By John W. EganDov Kesselman, and Ashley S. Jenkins

A recent “Dear Colleague” letter issued jointly by the U.S. Department of Justice (DOJ) and the Office of Civil Rights of the Department of Education (OCR) places colleges and universities on notice of recent enforcement activities under Title III of the Americans with Disabilities Act (ADA) and Section 504 of the Rehabilitation Act (Section 504) directed at digital accessibility.  Referencing recent consent decrees entered into between OCR and more than 50 institutions of higher learning in just the last year, the Letter sends a clear message that institutions should meaningfully address the accessibility of their online properties and communications.

The Letter describes the increasing reliance by colleges, universities, and post-secondary institutions on not only their own websites, but also third-party social media and third-party platforms like YouTube, Spotify, and Apple Podcasts, to deliver services, programs, and activities.  It cites broad obligations to provide disability access, not only to students, but to members of the public as well.

Specifically, the Letter references the recent court-approved consent decree in an ADA enforcement action commenced by the DOJ against the University of California at Berkeley, which addressed the accessibility of Berkeley’s online content, including thousands of hours of free coursework made available to the public.  This agreement, as well as the 50-plus consent decrees that OCR entered into with covered entities over the last year that are also referenced in the Letter, have a number of common themes that provide insight into the DOJ’s and OCR’s position on these issues:

  • Digital Accessibility Standard: Adoption of an institution-wide digital accessibility standard, such as Web Content Accessibility Guidelines (WCAG), Version 2.0 or 2.1, Level AA; 
  • Broad Remedial Coverage: Requirement to audit digital properties and content via a qualified consultant.  Audit methodologies to include not only automated scanning tools, but also manual code review and testing with a screen reader.  Audit scope to cover not only university websites but also third party social media and other sites where they post content, with a corresponding remedial obligation for identified accessibility barriers;
  • New Content to Be Accessible With Institutional Controls: New content on the university website and third-party sites all subject to the institution’s selected digital accessibility standard, with certain agency reporting obligations, and the requirement to develop a plan to maintain accessibility going forward; and
  • Means To Provide Feedback: Posting of an accessibility statement and/or means for individuals to notify the university of any alleged technology-based barriers or related commentary.

Further, the Letter references a 20-part internet video series developed by OCR, which, while not exhaustive, does address digital accessibility concepts and methods of execution. It covers topics such as digital access in education, how people with disabilities use various forms of assistive technology, related federal regulations, and coding techniques for the elimination of barriers, including through the use of mini lessons.  Additionally, the Letter references the Department of Education’s intention to publish a Notice of Proposed Rulemaking (NPRM) to amend Section 504 regulations, which may address digital accessibility.
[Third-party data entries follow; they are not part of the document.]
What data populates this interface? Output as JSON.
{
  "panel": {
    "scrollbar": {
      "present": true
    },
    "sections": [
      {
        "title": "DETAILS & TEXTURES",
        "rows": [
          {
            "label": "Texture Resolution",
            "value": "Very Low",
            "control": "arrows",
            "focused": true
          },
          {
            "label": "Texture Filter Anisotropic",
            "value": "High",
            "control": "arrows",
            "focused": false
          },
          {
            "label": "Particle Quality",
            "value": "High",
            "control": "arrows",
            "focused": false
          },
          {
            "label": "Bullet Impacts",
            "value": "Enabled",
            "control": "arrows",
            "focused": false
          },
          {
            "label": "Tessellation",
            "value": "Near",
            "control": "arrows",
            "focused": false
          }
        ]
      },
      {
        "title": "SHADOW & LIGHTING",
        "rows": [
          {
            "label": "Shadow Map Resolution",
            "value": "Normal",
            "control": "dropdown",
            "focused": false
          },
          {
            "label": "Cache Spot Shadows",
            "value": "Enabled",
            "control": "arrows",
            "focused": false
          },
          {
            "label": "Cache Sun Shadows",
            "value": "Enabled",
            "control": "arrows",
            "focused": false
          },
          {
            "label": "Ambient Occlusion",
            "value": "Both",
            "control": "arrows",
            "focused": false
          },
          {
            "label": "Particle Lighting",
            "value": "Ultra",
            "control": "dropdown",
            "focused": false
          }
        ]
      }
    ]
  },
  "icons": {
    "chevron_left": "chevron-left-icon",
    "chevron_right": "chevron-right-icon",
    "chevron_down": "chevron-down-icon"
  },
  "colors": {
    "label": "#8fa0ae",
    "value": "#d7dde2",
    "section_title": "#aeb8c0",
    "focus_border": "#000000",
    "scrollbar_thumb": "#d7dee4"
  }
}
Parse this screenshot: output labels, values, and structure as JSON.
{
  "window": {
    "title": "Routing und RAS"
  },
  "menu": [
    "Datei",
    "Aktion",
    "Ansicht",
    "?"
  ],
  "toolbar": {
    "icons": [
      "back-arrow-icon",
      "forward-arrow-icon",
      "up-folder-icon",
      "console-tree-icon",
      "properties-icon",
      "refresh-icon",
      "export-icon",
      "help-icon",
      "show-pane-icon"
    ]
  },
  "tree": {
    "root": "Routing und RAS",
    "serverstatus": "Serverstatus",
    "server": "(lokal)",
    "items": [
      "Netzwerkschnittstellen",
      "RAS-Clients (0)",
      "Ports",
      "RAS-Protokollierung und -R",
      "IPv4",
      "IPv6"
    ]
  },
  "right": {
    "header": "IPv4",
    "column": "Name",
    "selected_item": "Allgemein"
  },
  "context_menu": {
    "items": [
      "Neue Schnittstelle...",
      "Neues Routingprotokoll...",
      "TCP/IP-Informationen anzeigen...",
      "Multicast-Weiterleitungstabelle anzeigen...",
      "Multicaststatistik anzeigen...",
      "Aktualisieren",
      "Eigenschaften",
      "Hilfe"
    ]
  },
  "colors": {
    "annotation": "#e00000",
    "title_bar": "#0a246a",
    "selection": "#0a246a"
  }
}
Based on these developments, now is the time for colleges and universities to review, with the advice of qualified counsel, their policies, procedures, and protocols addressing key areas of regulatory focus, such as:

  1. Accessibility of digital content on university websites and social media platforms;  
  2. Procurement of accessible technologies from third parties, such as vendors that provide athletics, library, merchandising/e-commerce functionality on institution websites;
  3. Audits for WCAG conformance and existing consultant contracts and relationships; and
  4. The terms of previous settlement agreements or consent decrees, and the institution’s ongoing compliance with these terms. 

We will continue to monitor these regulatory and enforcement activities and will provide additional reporting on future developments.